[About this task]
What is needed here is an exact copy of all the records below.

[Records to use]
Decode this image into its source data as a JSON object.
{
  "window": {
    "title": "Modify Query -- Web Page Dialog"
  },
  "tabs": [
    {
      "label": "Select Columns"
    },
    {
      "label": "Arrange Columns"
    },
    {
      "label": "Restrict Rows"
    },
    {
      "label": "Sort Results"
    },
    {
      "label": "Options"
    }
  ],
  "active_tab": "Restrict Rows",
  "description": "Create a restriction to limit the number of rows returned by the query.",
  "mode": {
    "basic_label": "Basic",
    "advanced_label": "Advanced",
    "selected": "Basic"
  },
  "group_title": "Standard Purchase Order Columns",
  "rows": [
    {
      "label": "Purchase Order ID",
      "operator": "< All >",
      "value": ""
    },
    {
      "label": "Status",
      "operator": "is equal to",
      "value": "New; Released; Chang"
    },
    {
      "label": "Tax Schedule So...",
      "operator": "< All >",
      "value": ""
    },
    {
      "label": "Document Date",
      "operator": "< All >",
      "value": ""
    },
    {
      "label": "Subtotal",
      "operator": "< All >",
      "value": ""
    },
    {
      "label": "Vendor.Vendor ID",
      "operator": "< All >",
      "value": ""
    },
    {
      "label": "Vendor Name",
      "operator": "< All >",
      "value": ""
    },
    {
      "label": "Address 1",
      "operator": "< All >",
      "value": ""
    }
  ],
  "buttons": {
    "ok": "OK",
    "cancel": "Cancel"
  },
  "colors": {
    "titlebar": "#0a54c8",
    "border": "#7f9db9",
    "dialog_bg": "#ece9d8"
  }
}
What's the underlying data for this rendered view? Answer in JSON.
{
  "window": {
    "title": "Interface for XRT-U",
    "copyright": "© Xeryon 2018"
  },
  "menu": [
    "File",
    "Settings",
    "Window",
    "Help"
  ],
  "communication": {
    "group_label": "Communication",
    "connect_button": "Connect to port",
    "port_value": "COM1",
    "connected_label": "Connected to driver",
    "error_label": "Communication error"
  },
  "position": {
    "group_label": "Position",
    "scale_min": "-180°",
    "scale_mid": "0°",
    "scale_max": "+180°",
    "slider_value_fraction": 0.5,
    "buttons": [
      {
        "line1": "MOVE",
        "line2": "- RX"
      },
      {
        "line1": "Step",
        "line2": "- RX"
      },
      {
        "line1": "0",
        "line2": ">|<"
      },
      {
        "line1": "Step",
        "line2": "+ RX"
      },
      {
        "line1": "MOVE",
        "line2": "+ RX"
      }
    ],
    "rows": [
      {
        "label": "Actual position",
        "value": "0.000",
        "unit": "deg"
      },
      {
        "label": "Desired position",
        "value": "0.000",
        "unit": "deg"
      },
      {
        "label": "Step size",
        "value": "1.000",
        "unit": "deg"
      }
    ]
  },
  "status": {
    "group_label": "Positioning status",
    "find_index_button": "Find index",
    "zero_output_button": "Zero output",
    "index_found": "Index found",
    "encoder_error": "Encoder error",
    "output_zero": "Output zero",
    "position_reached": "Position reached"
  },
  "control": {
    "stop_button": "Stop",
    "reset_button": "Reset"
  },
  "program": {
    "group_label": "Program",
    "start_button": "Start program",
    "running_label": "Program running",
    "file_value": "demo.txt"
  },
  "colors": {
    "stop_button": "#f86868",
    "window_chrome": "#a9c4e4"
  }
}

[Finished exercise]
Decode this image into its source data as a JSON object.
{
  "window": {
    "title": "Modify Query -- Web Page Dialog"
  },
  "tabs": [
    {
      "label": "Select Columns"
    },
    {
      "label": "Arrange Columns"
    },
    {
      "label": "Restrict Rows"
    },
    {
      "label": "Sort Results"
    },
    {
      "label": "Options"
    }
  ],
  "active_tab": "Restrict Rows",
  "description": "Create a restriction to limit the number of rows returned by the query.",
  "mode": {
    "basic_label": "Basic",
    "advanced_label": "Advanced",
    "selected": "Basic"
  },
  "group_title": "Standard Purchase Order Columns",
  "rows": [
    {
      "label": "Purchase Order ID",
      "operator": "< All >",
      "value": ""
    },
    {
      "label": "Status",
      "operator": "is equal to",
      "value": "New; Released; Chang"
    },
    {
      "label": "Tax Schedule So...",
      "operator": "< All >",
      "value": ""
    },
    {
      "label": "Document Date",
      "operator": "< All >",
      "value": ""
    },
    {
      "label": "Subtotal",
      "operator": "< All >",
      "value": ""
    },
    {
      "label": "Vendor.Vendor ID",
      "operator": "< All >",
      "value": ""
    },
    {
      "label": "Vendor Name",
      "operator": "< All >",
      "value": ""
    },
    {
      "label": "Address 1",
      "operator": "< All >",
      "value": ""
    }
  ],
  "buttons": {
    "ok": "OK",
    "cancel": "Cancel"
  },
  "colors": {
    "titlebar": "#0a54c8",
    "border": "#7f9db9",
    "dialog_bg": "#ece9d8"
  }
}
What's the underlying data for this rendered view? Answer in JSON.
{
  "window": {
    "title": "Interface for XRT-U",
    "copyright": "© Xeryon 2018"
  },
  "menu": [
    "File",
    "Settings",
    "Window",
    "Help"
  ],
  "communication": {
    "group_label": "Communication",
    "connect_button": "Connect to port",
    "port_value": "COM1",
    "connected_label": "Connected to driver",
    "error_label": "Communication error"
  },
  "position": {
    "group_label": "Position",
    "scale_min": "-180°",
    "scale_mid": "0°",
    "scale_max": "+180°",
    "slider_value_fraction": 0.5,
    "buttons": [
      {
        "line1": "MOVE",
        "line2": "- RX"
      },
      {
        "line1": "Step",
        "line2": "- RX"
      },
      {
        "line1": "0",
        "line2": ">|<"
      },
      {
        "line1": "Step",
        "line2": "+ RX"
      },
      {
        "line1": "MOVE",
        "line2": "+ RX"
      }
    ],
    "rows": [
      {
        "label": "Actual position",
        "value": "0.000",
        "unit": "deg"
      },
      {
        "label": "Desired position",
        "value": "0.000",
        "unit": "deg"
      },
      {
        "label": "Step size",
        "value": "1.000",
        "unit": "deg"
      }
    ]
  },
  "status": {
    "group_label": "Positioning status",
    "find_index_button": "Find index",
    "zero_output_button": "Zero output",
    "index_found": "Index found",
    "encoder_error": "Encoder error",
    "output_zero": "Output zero",
    "position_reached": "Position reached"
  },
  "control": {
    "stop_button": "Stop",
    "reset_button": "Reset"
  },
  "program": {
    "group_label": "Program",
    "start_button": "Start program",
    "running_label": "Program running",
    "file_value": "demo.txt"
  },
  "colors": {
    "stop_button": "#f86868",
    "window_chrome": "#a9c4e4"
  }
}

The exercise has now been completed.